Vote Leave loses challenge over excess Brexit spending

A judicial review has dismissed the attempt of official pro-Brexit campaign group Vote Leave to overturn the Electoral Commission ruling that declared the group had spent more than its £7 million campaigning limit.

Kate Nicholson

Pro-Brexit campaign group Vote Leave has been challenging a ruling that declared it spent more than the allocated £7 million limit on its campaign in 2016.

Issued in July, the Electoral Commission report stated that Vote Leave had overspent its legal limit to the tune of £450,000 by pushing funds through another campaign group. The group attempted to get the ruling thrown out, but the High Court declared on Wednesday (21 November) that the case had no grounds.

Vote Leave raised ‘general complaints about the fairness of the procedure leading up to the publication of the report’, particularly mentioning that it had not had a chance ‘to consider and comment on the report before it was released to the media’.

A judgment by Mrs Justice Yip stated that she did “not consider that the claimant’s grounds [were] arguable”, whilst also dismissing Vote Leave’s claim that the commission did not have the power to investigate the group’s spending. She said: “Even if it is arguable that [the Electoral Commission] acted unfairly in publishing the report, I conclude that it is highly likely that the outcome would have been the same.”

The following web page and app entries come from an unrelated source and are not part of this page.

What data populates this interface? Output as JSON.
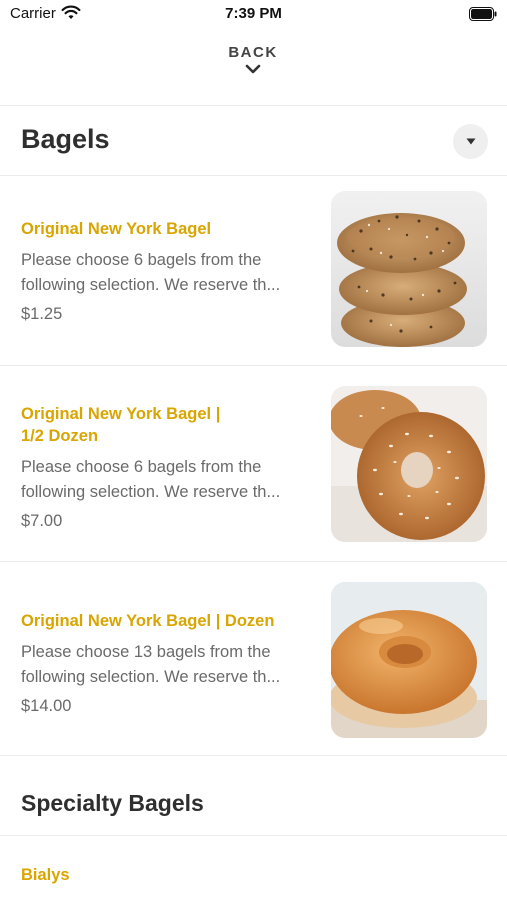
{
  "status_bar": {
    "carrier": "Carrier",
    "time": "7:39 PM"
  },
  "nav": {
    "back_label": "BACK"
  },
  "section": {
    "title": "Bagels"
  },
  "items": [
    {
      "name_lines": [
        "Original New York Bagel"
      ],
      "desc_lines": [
        "Please choose 6 bagels from the",
        "following selection. We reserve th..."
      ],
      "price": "$1.25",
      "image": "everything-bagel-stack"
    },
    {
      "name_lines": [
        "Original New York Bagel |",
        "1/2 Dozen"
      ],
      "desc_lines": [
        "Please choose 6 bagels from the",
        "following selection. We reserve th..."
      ],
      "price": "$7.00",
      "image": "sesame-bagel"
    },
    {
      "name_lines": [
        "Original New York Bagel | Dozen"
      ],
      "desc_lines": [
        "Please choose 13 bagels from the",
        "following selection. We reserve th..."
      ],
      "price": "$14.00",
      "image": "plain-bagel"
    }
  ],
  "specialty_section": {
    "title": "Specialty Bagels"
  },
  "bialys": {
    "label": "Bialys"
  },
  "colors": {
    "accent": "#d9a500",
    "text_muted": "#6a6a6a",
    "divider": "#ececec"
  }
}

Vote Leave had been channelling funds through another pro-Brexit campaign group, called BeLeave, providing a donation of £675,315 to the second group, which took spending over the Commission’s legal limit. At the time, the donation was not recorded as referendum expenditure, and the High Court recently ruled that the Electoral Commission enabled this overspending.

BeLeave then used this money to make a donation to the digital data company, Aggregate IQ, which also received money directly from Vote Leave.

This was all found in the Electoral Commission report, which Vote Leave described as “wholly inaccurate”, although the Commission's legal counsel, Bob Posner, pushed back to that accusation, claiming that Vote Leave “resisted our investigation from the start, including contesting our right as the statutory regulator to open the investigation.”

This led Green Party co-leader Jonathan Bartley at the time to demand a wider criminal investigation to be brought against the Vote Leave leaders. Bartley is not the only person advocating further legal action: in October, a group of 74 MPs, peers and MEPs from all major UK political parties collaborated on a letter to the National Crime agency, demanding a criminal investigation into Vote Leave in October.

After the Electoral Commission inquiry in July, the Vote Leave campaign group was subsequently fined £61,000 and referred to the police, whilst its accounting officer, David Halsall, was referred for further investigation. The campaign group is separately appealing against this verdict.